Chris, yclept John Barber wrote:But since most badges and liveries were derived from the Lords' coats of arms, the heralds would still be the most likely to be able to work out who they were facing.
I'm not sure that this is strictly speaking true, especially in the early arms. In more modern heraldry where the coat is part of the achievement and the original meanings are largely lost/forgottten I'd agree with you.
However, in a C15th (and earlier) context badges did not necessarily have any direct association with a person, more what they were rather than who they were. To take a good case in point Warwick.
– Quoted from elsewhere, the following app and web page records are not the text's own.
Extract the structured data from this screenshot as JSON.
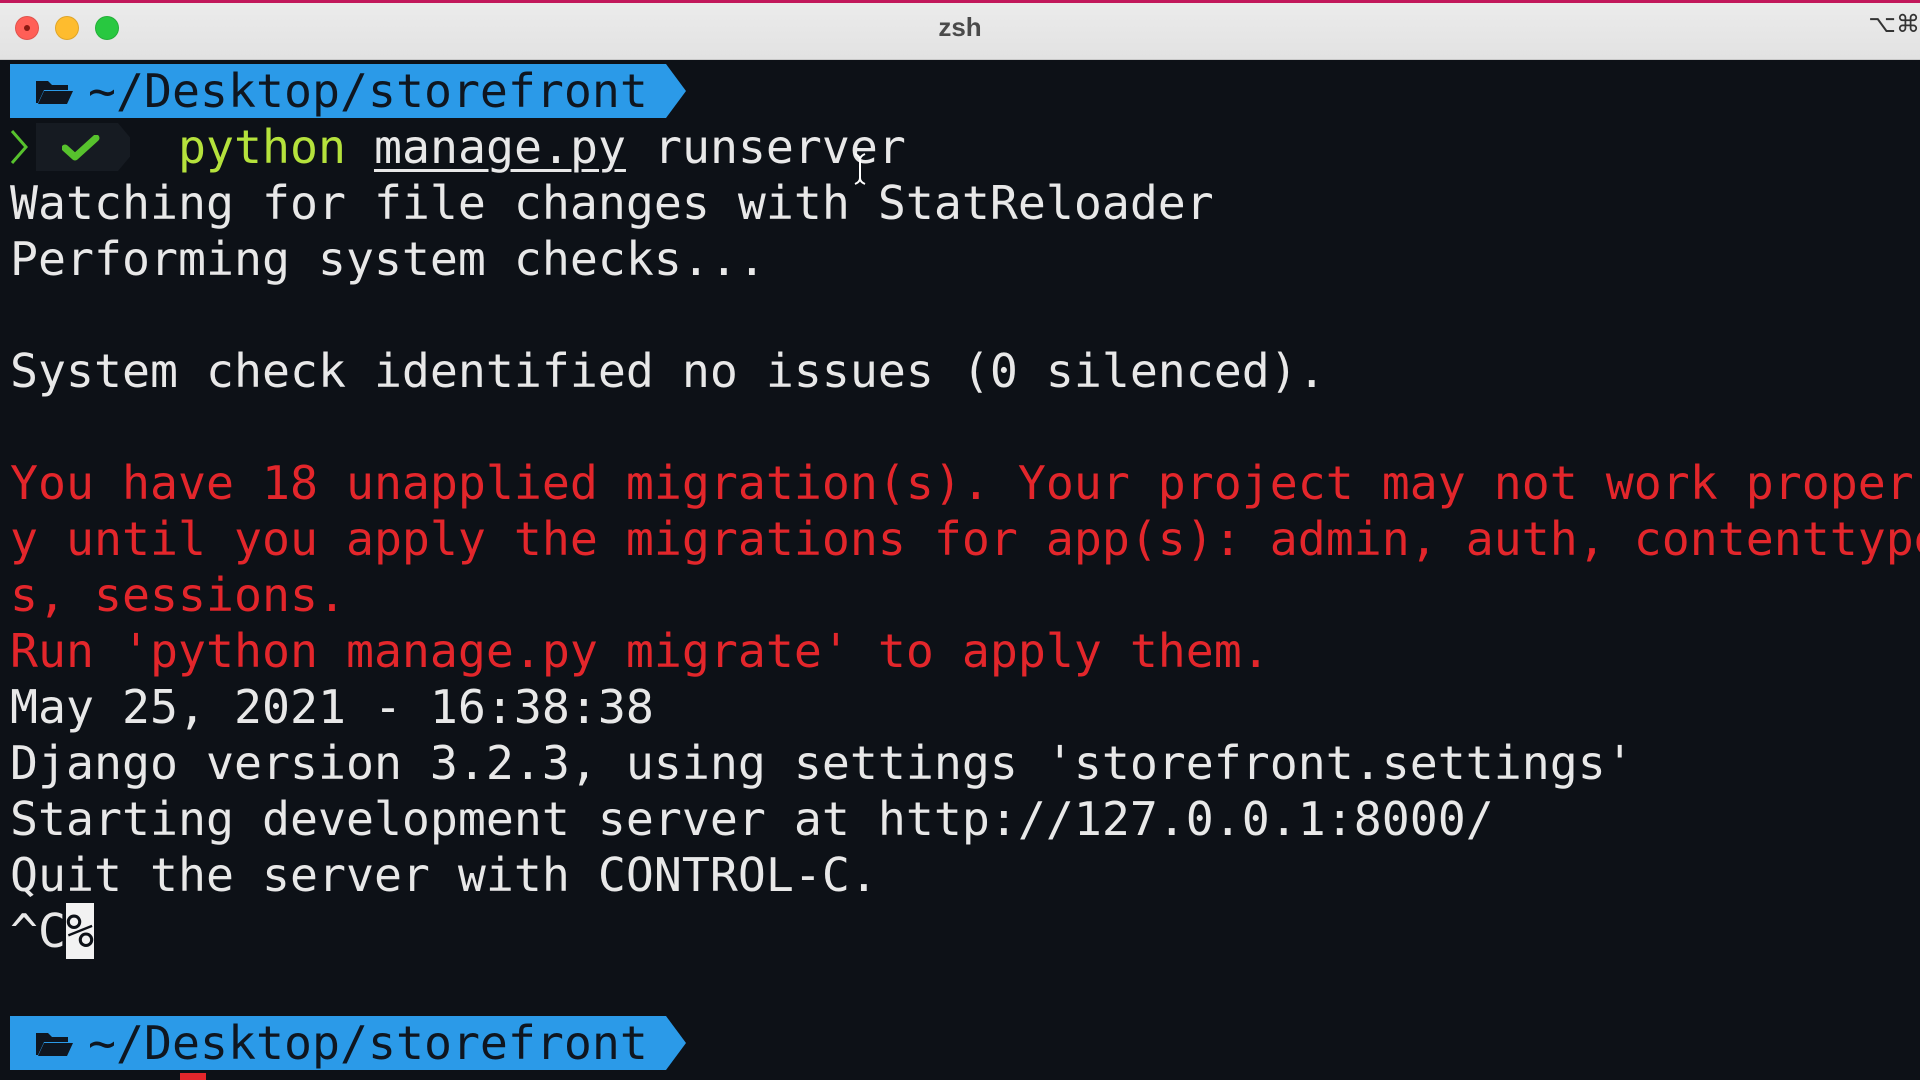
{
  "window": {
    "title": "zsh",
    "shortcut_hint": "⌥⌘",
    "accent_color": "#c2185b"
  },
  "prompt": {
    "path": "~/Desktop/storefront",
    "segment_color": "#2b9ae8",
    "folder_icon": "folder-open-icon",
    "status_icon": "checkmark-icon",
    "status_color": "#57c22d"
  },
  "command": {
    "program": "python",
    "file": "manage.py",
    "argument": "runserver"
  },
  "output": {
    "line1": "Watching for file changes with StatReloader",
    "line2": "Performing system checks...",
    "line3": "System check identified no issues (0 silenced).",
    "warn1": "You have 18 unapplied migration(s). Your project may not work proper",
    "warn2": "y until you apply the migrations for app(s): admin, auth, contenttype",
    "warn3": "s, sessions.",
    "warn4": "Run 'python manage.py migrate' to apply them.",
    "line4": "May 25, 2021 - 16:38:38",
    "line5": "Django version 3.2.3, using settings 'storefront.settings'",
    "line6": "Starting development server at http://127.0.0.1:8000/",
    "line7": "Quit the server with CONTROL-C.",
    "interrupt": "^C",
    "eol_marker": "%"
  },
  "colors": {
    "background": "#0d1117",
    "text": "#e8e8e8",
    "warning": "#e3262b",
    "command": "#b5e23c"
  }
}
The badges of the Earls of Warwick included 'the ragged staff', 'the bear' and the 'bear & ragged staff'. These were associated with the Earl of Warwick, regardless of who they were, Beauchamp or neville, had the same badge ... but not the same arms and neither arms contained the badges.
Similarly, the White Rose of York was not part of Edward's arms nor the Crescent part of those of the Percys.
and so on and so forth.
To take this to the greatest extreme, the arms of the King of England do not contain the badge of England and the badge was not derived from them, nor did the Scots, nor the Burgundian etc.
This doesn't mean they couldn't be associated/related. but they weren't typically ... especially at a period in history where they actually meant something.
Chris, yclept John Barber wrote:... the heralds would still be the most likely to be able to work out who they were facing. I believe that my point about the common soldier being unlikely to know the allegiances of all liveried groups on a battlefield still stands.
Having said all of that, the Heralds would still have know the associations of badge and man ... the accountants for Edward IV's French expedition of 1475 certainly did as they used them to identify the major noblemen. Also badges litter the decoration of a heraldic family tree for Edward IV (principally white roses and suns in splendour, but also crescents, black bull, white lion, white hart, fetterlock etc. ... none of which are from coats of arms but all established and known badges)
So with regard to your last point. I agree but not for the reasons you gave.
Hopefully that makes sense